Sackerson said...

That's interesting, about commercial domestic style. It feels true - wallpaper, paint, furniture, electronic devices all from large manufacturers and retailers. Yet even a hundred years ago, people got their things from stores and catalogues - and we have, perhaps, far more now to choose from than then.

Maybe what makes it feel true is that people are less handy than they used to be - who makes doilies or embroiders, now? Photographs are stored on cameras, phones and computers, not silver-framed. There's no colonial trophies to hang on walls, now the Empire's gone. Women go out to work, so there's less need/opportunity for the perfumed boudoir, the dilatory toilette. Letters have been replaced by emails, texts, Facebook posts and twitters, so no escritoires with hidden compartments full of secrets.

So what's gone?
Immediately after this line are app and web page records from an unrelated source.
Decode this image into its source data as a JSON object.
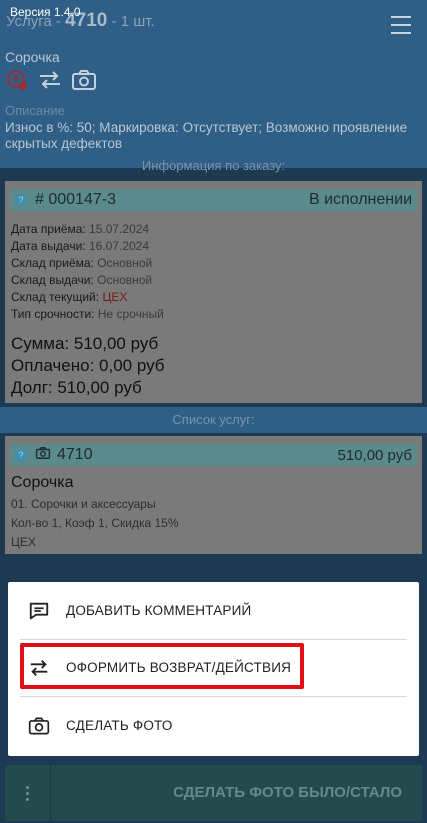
{
  "header": {
    "version": "Версия 1.4.0",
    "service_prefix": "Услуга - ",
    "service_number": "4710",
    "service_qty": " - 1 шт.",
    "item_name": "Сорочка",
    "description_label": "Описание",
    "description_text": "Износ в %: 50; Маркировка: Отсутствует; Возможно проявление скрытых дефектов",
    "icons": [
      "alert-tag-icon",
      "swap-icon",
      "camera-icon"
    ]
  },
  "info_heading": "Информация по заказу:",
  "order": {
    "number": "# 000147-3",
    "status": "В исполнении",
    "fields": [
      {
        "label": "Дата приёма: ",
        "value": "15.07.2024",
        "red": false
      },
      {
        "label": "Дата выдачи: ",
        "value": "16.07.2024",
        "red": false
      },
      {
        "label": "Склад приёма: ",
        "value": "Основной",
        "red": false
      },
      {
        "label": "Склад выдачи: ",
        "value": "Основной",
        "red": false
      },
      {
        "label": "Склад текущий: ",
        "value": "ЦЕХ",
        "red": true
      },
      {
        "label": "Тип срочности: ",
        "value": "Не срочный",
        "red": false
      }
    ],
    "sum": "Сумма: 510,00 руб",
    "paid": "Оплачено: 0,00 руб",
    "debt": "Долг: 510,00 руб"
  },
  "services_heading": "Список услуг:",
  "service": {
    "code": "4710",
    "price": "510,00 руб",
    "name": "Сорочка",
    "category": "01. Сорочки и аксессуары",
    "params": "Кол-во 1, Коэф 1, Скидка 15%",
    "location": "ЦЕХ"
  },
  "sheet": {
    "add_comment": "ДОБАВИТЬ КОММЕНТАРИЙ",
    "return_actions": "ОФОРМИТЬ ВОЗВРАТ/ДЕЙСТВИЯ",
    "take_photo": "СДЕЛАТЬ ФОТО"
  },
  "bottom_bar": {
    "main_label": "СДЕЛАТЬ ФОТО БЫЛО/СТАЛО"
  },
  "colors": {
    "header_bg": "#2f5e86",
    "card_badge": "#5b8a8c",
    "red_text": "#7a1717",
    "highlight_border": "#e10d17",
    "bottom_bar": "#234a4d"
  }
}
Real privacy, slow time, personalisation of possessions?

Not that the working class had that much of them in the old days.